your analogies always manage to prickle up the goosebumps along with a feeling of "I-should've-seen-that". always stimulating to see things from your perspective

Dilip D'Souza said...

Latha, of course it should be "an", I can't believe I missed that! I just checked, and CN corrected it in the print version. Glad you liked the article. Please let's indeed meet when you're next in Bom: I'm not likely to get to England any time soon (ten years since I was last there).

Thunderdog, thanks too. appreciate the kind words.

Nikhil said...

Dear Chandru
Dilip has already done that. Please read the passage carefully and not some words 'safeguards' 'Hindu- dominated' etc. It almost translates into what you wrote


Anonymous said...

CK: You are out of your Canadian mind, young man! Watch out or your daughters will marry Moslems. I know you just repeat what your immigrant parents tell you. When will you get your own mind?

Chandru K said...

Why Anon, haven't I merely said what Pakistan has been saying all along, that the great movement that resulted in the state of Pakistan, was a magnificent freedom struggle by the Moslems of the subcontinent, against the evil, alien, colonial, occupying Hindus? So what exactly is your problem?

Anonymous said...

CK, you actually wanna know "what exactly is my problem"?

You, who appears to live his whole life under the weight of apparenty Muslim oppression and Hindu victimhood, and will bring this into unrelated discussion - you wanna know what someone elses' problem is??

I have no problem, CK. I am happy to make my own way in the world w/o blaming everyoneelse. Someday you might be able to understand that. Tho I have my doubts.

Anonymous said...

Nonsense CK. Whatever your foolishness accusations, I dont want it any "other way around". I simply think I can live my life without feeling constantly victimised. I feel nothing but pity for headcases like you who can only exist in a state of feeling victimised. Nothing more to say.

Chandru K said...

"Nonsense CK. Whatever your foolishness accusations, I dont want it any "other way around". I simply think I can live my life without feeling constantly victimise"

Oh, come off it, Anon. Don't try to act so enlightened, when you and your country are not. Pakistan blotted out the opening ceremony of the Commonwealth games, because it showcased the 5000 year history of India. Pakistan's creation was the result of just this crude, vulgar 'victimisation' sentiment, that you are falsely and dishonestly denouncing. But keep up the great, enlightened, mature act.

Anonymous said...

as far as can see, chandru, Anon above has only ridiculed you and your whining rants.

but of course you mutate that into "you are an awfully spirited defender of the Pakistani and Moslem mindset on the subcontinent" and "self-hatred."

in my views, a man who goes on and on about a country which he consciously chooses to run away from is a prime example of self-hatred.
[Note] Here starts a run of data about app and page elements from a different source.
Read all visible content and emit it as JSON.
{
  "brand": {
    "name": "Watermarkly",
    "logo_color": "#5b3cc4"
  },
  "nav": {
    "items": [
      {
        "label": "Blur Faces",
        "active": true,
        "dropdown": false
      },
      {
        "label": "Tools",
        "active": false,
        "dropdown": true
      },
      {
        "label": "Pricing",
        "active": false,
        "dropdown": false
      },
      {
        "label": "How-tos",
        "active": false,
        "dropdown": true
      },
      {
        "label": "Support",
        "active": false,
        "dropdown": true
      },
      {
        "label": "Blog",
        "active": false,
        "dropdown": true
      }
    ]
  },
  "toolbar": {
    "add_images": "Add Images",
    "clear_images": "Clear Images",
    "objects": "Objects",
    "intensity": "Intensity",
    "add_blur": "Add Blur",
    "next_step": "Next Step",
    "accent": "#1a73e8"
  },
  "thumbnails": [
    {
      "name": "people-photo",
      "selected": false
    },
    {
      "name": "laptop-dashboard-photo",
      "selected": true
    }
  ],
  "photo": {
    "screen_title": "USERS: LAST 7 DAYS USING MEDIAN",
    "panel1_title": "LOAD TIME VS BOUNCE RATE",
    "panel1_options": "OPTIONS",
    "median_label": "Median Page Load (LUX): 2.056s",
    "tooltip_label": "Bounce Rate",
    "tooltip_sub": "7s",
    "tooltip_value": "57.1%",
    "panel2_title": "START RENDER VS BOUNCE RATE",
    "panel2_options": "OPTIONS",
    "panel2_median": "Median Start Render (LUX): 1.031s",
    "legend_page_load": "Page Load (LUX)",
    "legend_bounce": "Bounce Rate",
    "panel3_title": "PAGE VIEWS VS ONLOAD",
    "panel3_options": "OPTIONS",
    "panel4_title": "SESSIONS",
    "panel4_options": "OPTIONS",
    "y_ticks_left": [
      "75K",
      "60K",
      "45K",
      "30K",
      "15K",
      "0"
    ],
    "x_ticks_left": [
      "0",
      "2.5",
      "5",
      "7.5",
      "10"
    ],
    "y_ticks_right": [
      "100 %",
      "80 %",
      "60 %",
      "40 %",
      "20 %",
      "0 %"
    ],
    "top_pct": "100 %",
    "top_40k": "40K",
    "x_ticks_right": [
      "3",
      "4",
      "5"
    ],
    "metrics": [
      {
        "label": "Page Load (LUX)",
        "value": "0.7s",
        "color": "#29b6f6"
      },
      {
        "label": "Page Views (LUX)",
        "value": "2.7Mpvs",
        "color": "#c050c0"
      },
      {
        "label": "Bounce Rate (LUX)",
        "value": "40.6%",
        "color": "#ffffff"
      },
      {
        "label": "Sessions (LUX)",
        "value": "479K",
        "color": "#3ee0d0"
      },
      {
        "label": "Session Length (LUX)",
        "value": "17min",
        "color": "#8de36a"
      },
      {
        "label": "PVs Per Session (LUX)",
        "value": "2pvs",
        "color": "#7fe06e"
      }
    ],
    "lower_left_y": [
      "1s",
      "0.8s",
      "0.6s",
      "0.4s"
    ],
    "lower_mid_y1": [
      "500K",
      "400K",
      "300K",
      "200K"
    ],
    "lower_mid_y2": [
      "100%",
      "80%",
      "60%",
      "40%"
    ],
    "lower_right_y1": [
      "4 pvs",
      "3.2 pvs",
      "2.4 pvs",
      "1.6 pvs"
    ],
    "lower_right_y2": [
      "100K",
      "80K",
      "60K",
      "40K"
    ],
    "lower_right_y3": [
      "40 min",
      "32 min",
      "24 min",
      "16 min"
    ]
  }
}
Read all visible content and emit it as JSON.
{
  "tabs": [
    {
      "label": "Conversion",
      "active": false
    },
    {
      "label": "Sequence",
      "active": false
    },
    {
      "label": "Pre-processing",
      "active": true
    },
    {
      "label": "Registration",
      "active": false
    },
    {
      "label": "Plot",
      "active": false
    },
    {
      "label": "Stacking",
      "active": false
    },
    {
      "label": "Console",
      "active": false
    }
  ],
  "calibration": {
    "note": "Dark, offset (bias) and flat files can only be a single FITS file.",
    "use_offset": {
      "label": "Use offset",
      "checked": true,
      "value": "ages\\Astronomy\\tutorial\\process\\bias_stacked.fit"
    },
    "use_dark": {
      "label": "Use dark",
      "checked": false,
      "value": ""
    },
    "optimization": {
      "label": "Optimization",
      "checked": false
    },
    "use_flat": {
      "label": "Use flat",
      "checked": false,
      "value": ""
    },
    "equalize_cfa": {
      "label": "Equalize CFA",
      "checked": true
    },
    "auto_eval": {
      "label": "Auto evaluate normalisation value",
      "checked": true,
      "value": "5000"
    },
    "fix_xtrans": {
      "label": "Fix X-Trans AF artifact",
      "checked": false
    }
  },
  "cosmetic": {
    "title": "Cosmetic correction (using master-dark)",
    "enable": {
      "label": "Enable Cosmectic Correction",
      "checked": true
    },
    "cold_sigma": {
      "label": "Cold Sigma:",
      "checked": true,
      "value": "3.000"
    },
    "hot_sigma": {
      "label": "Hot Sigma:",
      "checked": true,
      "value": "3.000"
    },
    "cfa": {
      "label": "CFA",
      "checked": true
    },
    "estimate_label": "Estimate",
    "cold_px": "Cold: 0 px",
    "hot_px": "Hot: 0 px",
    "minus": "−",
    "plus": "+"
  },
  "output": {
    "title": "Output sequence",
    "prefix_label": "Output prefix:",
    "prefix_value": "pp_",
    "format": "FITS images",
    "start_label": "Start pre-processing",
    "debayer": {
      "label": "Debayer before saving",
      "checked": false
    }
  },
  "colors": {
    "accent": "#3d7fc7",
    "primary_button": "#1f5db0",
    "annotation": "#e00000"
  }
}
you qualify. remind me to take what you say seriously when you have the courage to live your beliefs rather than run from them.

Chandru K said...

This is an article about remembering the South African struggle for freedom. So I suggested that D'Souza write a similar piece about how the Moslems of the subcontinent waged a similarly uplifting struggle for freedom from the wicked, colonial, occupying, illegally present Hindus of NWFP, West Punjab, Sind, Baluchistan and East Bengal. D'Souza would be eminently qualified and appropriate to write such an article, since he is very supportive of the Moslems. He sees them as the tiny, helpless, Abrahamic underdog waging a just struggle against the big, overpowering pagan Hindu majority. The people of South Africa waged a similar struggle against the erstwhile apartheid regime.

To repeat, what exactly then is the problem?

Chandru K said...

This is not about NRI, PIO( my category), not even about RNI's-resident non-Indians. It's about acknowledging great struggles for freedom. Pakistan's struggle against the wicked, overwhelmingly large, occupying Hindus, was one of them.

Anonymous said...

CK: this is Anon: October 27, 2011 8:05 AM

The others were different Anons. However they wielded the cudgel well, you young Canadian curmudgeon. I salute them. They must be all Pakistani you say? Ha ha! Yes Mr. One-track. All Pakistanis. You are surrounded. Get a therapist soon.